[EXERCISE GOAL]
Pull each line containing "screenshot" out of the data and copy it.

[Website and app data records]
+ + + + +

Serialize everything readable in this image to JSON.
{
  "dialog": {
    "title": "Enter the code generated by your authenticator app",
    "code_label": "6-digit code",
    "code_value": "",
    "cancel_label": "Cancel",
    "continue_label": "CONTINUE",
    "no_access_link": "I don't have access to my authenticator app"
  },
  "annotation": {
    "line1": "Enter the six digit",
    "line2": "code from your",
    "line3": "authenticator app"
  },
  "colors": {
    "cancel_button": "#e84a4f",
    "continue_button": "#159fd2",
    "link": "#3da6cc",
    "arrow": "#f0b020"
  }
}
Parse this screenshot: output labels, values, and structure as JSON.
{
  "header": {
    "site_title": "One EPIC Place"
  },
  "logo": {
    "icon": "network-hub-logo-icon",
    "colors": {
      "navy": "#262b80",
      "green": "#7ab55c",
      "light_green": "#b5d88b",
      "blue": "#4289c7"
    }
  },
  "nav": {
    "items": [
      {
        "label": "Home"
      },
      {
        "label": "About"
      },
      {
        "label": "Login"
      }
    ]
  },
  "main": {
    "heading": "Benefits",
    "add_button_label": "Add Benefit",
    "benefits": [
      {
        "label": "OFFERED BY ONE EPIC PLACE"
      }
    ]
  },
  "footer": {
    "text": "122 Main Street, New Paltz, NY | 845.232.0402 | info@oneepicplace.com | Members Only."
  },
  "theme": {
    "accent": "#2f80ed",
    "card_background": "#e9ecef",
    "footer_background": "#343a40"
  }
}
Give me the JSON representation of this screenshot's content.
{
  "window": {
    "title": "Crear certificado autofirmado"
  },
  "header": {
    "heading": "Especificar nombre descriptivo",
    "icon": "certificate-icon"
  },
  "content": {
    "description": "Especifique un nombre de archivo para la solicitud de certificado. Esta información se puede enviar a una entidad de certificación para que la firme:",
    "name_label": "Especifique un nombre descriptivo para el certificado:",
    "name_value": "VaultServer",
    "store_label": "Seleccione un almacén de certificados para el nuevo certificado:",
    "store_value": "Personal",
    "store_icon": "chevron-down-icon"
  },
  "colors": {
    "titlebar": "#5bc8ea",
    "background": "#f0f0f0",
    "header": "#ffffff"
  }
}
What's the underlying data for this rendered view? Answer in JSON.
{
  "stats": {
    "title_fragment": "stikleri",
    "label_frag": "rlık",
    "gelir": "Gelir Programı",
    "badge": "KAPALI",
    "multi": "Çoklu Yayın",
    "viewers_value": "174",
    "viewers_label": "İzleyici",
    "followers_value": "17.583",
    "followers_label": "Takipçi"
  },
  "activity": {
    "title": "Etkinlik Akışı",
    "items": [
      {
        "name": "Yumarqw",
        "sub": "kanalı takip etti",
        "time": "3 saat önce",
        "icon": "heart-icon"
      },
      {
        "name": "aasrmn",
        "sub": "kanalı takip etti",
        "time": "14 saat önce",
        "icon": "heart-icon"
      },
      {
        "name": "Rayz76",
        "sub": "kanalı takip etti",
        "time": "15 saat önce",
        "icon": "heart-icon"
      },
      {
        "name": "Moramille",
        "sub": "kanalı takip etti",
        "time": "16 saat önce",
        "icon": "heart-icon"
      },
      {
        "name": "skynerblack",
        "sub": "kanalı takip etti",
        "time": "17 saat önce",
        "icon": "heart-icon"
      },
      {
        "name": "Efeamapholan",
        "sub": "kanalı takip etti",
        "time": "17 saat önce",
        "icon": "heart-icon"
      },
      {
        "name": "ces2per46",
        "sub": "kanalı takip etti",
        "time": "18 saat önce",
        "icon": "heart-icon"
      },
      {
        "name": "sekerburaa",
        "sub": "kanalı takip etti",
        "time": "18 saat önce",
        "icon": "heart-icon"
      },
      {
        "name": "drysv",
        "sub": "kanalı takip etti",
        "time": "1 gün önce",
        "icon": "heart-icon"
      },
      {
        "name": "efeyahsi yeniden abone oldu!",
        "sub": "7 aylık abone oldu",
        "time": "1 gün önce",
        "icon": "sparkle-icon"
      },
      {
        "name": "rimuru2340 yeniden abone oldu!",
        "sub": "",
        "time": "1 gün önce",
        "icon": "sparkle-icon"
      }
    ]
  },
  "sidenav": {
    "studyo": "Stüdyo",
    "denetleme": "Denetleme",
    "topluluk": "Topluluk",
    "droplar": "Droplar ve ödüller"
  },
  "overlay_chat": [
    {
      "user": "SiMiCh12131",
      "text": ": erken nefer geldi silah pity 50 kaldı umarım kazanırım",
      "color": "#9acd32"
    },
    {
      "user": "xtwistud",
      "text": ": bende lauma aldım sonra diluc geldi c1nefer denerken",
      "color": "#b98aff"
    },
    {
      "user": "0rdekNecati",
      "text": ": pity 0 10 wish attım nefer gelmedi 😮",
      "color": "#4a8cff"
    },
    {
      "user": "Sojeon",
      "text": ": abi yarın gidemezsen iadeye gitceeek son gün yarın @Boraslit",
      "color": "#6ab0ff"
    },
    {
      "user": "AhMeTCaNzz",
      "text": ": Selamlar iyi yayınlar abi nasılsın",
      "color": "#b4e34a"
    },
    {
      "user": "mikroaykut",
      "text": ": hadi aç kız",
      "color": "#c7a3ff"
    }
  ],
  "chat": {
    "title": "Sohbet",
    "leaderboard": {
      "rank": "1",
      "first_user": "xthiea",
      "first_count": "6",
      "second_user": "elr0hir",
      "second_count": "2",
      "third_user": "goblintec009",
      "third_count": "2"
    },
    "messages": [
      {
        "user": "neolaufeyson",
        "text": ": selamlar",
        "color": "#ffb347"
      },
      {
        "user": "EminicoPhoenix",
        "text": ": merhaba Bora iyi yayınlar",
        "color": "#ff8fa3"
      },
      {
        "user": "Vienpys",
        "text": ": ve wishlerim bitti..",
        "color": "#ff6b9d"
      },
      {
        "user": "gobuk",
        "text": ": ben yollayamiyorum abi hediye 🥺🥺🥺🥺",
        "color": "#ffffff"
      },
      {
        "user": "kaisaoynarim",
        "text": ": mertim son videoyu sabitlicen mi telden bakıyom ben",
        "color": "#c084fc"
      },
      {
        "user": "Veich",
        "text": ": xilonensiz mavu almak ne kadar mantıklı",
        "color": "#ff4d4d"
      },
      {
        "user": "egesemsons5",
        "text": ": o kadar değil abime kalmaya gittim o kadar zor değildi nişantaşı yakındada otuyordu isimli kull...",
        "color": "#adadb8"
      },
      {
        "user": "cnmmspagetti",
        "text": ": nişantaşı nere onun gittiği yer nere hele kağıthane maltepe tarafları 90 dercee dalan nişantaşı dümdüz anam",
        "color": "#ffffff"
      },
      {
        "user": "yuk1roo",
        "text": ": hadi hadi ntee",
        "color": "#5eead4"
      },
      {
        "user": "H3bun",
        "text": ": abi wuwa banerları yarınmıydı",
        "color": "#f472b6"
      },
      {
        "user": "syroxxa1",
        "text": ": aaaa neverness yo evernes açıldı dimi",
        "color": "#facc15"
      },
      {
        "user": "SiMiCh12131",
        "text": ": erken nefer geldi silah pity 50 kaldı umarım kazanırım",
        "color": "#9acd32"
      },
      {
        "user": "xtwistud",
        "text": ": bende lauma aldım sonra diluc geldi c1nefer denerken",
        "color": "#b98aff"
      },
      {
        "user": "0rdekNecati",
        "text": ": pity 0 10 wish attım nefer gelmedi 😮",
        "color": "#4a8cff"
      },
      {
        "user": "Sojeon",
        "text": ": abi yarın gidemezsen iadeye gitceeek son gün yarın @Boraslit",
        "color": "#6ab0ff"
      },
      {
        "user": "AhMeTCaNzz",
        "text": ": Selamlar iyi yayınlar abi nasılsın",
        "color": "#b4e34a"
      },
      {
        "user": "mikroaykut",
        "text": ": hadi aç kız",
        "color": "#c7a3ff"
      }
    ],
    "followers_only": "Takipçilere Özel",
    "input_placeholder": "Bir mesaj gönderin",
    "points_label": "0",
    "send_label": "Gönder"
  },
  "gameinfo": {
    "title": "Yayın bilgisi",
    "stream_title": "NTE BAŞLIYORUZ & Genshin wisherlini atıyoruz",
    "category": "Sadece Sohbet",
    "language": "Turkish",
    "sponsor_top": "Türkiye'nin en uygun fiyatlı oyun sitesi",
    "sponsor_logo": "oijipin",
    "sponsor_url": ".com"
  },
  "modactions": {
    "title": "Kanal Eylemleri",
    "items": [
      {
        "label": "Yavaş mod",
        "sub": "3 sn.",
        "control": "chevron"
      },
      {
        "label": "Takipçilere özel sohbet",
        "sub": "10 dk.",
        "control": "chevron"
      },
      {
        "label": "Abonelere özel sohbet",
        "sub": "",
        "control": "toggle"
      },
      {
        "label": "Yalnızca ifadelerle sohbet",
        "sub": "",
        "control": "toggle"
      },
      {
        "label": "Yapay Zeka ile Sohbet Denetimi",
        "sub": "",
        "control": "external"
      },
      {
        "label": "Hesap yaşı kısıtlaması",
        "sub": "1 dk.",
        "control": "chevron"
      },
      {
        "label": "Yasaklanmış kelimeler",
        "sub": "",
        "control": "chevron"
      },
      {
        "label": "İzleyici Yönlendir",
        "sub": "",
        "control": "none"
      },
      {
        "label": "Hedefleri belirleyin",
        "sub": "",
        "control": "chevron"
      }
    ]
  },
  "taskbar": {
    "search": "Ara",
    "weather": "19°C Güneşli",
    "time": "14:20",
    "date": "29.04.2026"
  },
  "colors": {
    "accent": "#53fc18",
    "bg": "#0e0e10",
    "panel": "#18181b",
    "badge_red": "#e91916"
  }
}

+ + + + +

[RESULT FOR THIS EXERCISE]
Parse this screenshot: output labels, values, and structure as JSON.
Give me the JSON representation of this screenshot's content.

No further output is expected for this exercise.